- **Activity**:
Find every line below with "value" in it and give only how many there are.
★ ★ ★ ★ ★ ★ ★
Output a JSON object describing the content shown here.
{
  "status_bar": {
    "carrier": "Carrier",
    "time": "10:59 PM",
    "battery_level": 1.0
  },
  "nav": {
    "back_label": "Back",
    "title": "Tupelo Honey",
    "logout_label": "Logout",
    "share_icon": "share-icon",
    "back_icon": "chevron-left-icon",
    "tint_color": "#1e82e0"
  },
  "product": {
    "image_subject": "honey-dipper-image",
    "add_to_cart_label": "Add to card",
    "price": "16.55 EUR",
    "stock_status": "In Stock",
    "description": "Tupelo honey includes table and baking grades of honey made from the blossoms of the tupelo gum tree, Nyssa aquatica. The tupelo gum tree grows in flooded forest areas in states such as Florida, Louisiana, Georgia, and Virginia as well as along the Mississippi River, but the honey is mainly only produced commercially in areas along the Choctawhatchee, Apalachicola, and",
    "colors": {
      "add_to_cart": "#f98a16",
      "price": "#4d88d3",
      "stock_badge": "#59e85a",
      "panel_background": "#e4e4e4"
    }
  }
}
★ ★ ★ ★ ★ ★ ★
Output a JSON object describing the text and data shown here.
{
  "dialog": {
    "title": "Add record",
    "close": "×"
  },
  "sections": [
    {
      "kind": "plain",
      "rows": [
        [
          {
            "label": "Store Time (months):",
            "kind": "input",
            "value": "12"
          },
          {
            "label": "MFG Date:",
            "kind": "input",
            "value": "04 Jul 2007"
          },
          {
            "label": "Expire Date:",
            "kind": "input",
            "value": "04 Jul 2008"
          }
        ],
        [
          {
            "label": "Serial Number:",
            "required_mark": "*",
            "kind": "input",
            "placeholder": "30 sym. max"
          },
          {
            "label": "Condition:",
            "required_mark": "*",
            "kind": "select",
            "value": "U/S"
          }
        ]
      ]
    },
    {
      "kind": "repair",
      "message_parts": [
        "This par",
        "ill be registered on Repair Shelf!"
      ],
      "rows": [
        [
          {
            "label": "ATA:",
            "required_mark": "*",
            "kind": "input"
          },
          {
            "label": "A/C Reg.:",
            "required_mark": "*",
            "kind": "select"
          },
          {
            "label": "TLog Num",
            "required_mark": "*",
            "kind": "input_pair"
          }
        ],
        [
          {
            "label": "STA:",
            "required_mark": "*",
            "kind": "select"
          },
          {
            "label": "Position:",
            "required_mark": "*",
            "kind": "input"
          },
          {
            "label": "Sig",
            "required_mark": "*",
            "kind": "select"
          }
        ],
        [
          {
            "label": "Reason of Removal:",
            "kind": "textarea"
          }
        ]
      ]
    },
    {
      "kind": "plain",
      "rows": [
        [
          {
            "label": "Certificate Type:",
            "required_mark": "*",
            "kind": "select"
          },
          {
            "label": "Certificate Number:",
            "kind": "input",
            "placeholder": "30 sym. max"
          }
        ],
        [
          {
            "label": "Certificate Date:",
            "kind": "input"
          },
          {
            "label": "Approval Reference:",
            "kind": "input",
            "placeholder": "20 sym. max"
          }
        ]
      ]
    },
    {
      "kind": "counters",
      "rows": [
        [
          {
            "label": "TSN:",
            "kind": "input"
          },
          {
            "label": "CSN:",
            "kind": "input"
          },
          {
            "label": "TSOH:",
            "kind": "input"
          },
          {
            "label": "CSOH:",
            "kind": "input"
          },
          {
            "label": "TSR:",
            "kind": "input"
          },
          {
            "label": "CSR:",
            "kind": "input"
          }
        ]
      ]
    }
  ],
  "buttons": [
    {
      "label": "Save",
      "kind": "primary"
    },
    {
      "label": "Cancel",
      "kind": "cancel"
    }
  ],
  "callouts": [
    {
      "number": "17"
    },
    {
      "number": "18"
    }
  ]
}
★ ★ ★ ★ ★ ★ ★
- **Result**:
4